==== Material provided ====

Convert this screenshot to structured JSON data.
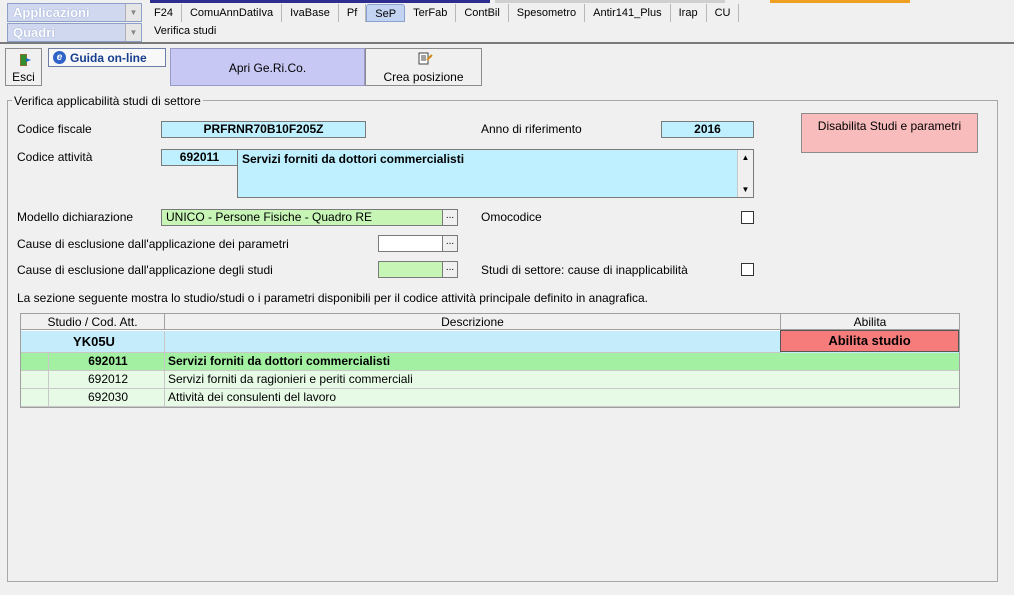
{
  "header": {
    "app_combo": "Applicazioni",
    "section_combo": "Quadri",
    "tabs": [
      "F24",
      "ComuAnnDatiIva",
      "IvaBase",
      "Pf",
      "SeP",
      "TerFab",
      "ContBil",
      "Spesometro",
      "Antir141_Plus",
      "Irap",
      "CU"
    ],
    "active_tab": "SeP",
    "subtitle": "Verifica studi"
  },
  "toolbar": {
    "exit_label": "Esci",
    "guide_label": "Guida on-line",
    "gerico_label": "Apri Ge.Ri.Co.",
    "crea_label": "Crea posizione"
  },
  "form": {
    "group_title": "Verifica applicabilità studi di settore",
    "codice_fiscale_label": "Codice fiscale",
    "codice_fiscale_value": "PRFRNR70B10F205Z",
    "anno_label": "Anno di riferimento",
    "anno_value": "2016",
    "disable_button": "Disabilita Studi e parametri",
    "codice_attivita_label": "Codice attività",
    "codice_attivita_value": "692011",
    "descrizione_attivita": "Servizi forniti da dottori commercialisti",
    "modello_label": "Modello dichiarazione",
    "modello_value": "UNICO - Persone Fisiche - Quadro RE",
    "omocodice_label": "Omocodice",
    "cause_parametri_label": "Cause di esclusione dall'applicazione dei parametri",
    "cause_studi_label": "Cause di esclusione dall'applicazione degli studi",
    "inapplicabilita_label": "Studi di settore: cause di inapplicabilità",
    "ellipsis": "...",
    "info_text": "La sezione seguente mostra lo studio/studi o i parametri disponibili per il codice attività principale definito in anagrafica."
  },
  "table": {
    "headers": [
      "Studio / Cod. Att.",
      "Descrizione",
      "Abilita"
    ],
    "studio": "YK05U",
    "abilita_button": "Abilita studio",
    "rows": [
      {
        "code": "692011",
        "desc": "Servizi forniti da dottori commercialisti"
      },
      {
        "code": "692012",
        "desc": "Servizi forniti da ragionieri e periti commerciali"
      },
      {
        "code": "692030",
        "desc": "Attività dei consulenti del lavoro"
      }
    ]
  },
  "colors": {
    "field_cyan": "#bff0ff",
    "field_green": "#c6f5b6",
    "row_green": "#a3f0a3",
    "row_light": "#e6fae6",
    "abilita_red": "#f67c7c",
    "disable_pink": "#f9bcbc",
    "gerico_lilac": "#c8c8f5"
  }
}
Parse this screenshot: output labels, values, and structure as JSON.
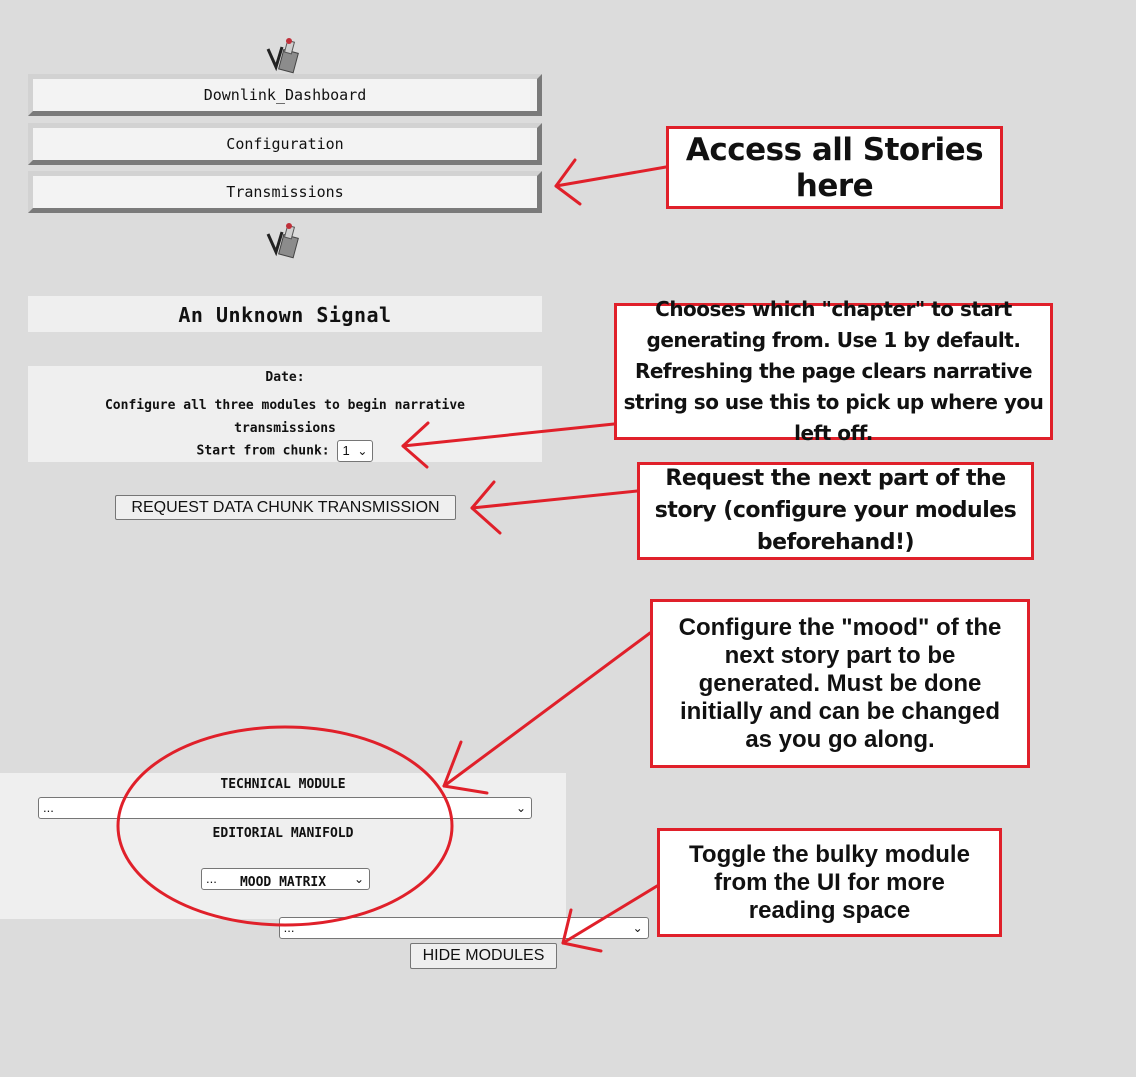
{
  "nav": {
    "logo_icon": "robot-logo-icon",
    "items": [
      "Downlink_Dashboard",
      "Configuration",
      "Transmissions"
    ]
  },
  "story": {
    "title": "An Unknown Signal",
    "date_label": "Date:",
    "message": "Configure all three modules to begin narrative transmissions",
    "chunk_label": "Start from chunk:",
    "chunk_value": "1",
    "request_button": "REQUEST DATA CHUNK TRANSMISSION"
  },
  "modules": {
    "technical_label": "TECHNICAL MODULE",
    "technical_value": "...",
    "editorial_label": "EDITORIAL MANIFOLD",
    "editorial_value": "...",
    "mood_label": "MOOD MATRIX",
    "mood_value": "...",
    "hide_button": "HIDE MODULES"
  },
  "annotations": {
    "access_stories": "Access all Stories here",
    "chunk_help": "Chooses which \"chapter\" to start generating from. Use 1 by default. Refreshing the page clears narrative string so use this to pick up where you left off.",
    "request_help": "Request the next part of the story (configure your modules beforehand!)",
    "mood_help": "Configure the \"mood\" of the next story part to be generated. Must be done initially and can be changed as you go along.",
    "toggle_help": "Toggle the bulky module from the UI for more reading space"
  },
  "colors": {
    "annotation_red": "#e0202a",
    "background": "#dcdcdc",
    "panel": "#efefef"
  }
}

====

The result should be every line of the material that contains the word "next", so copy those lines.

* Exercise response:
    "request_help": "Request the next part of the story (configure your modules beforehand!)",
    "mood_help": "Configure the \"mood\" of the next story part to be generated. Must be done initially and can be changed as you go along.",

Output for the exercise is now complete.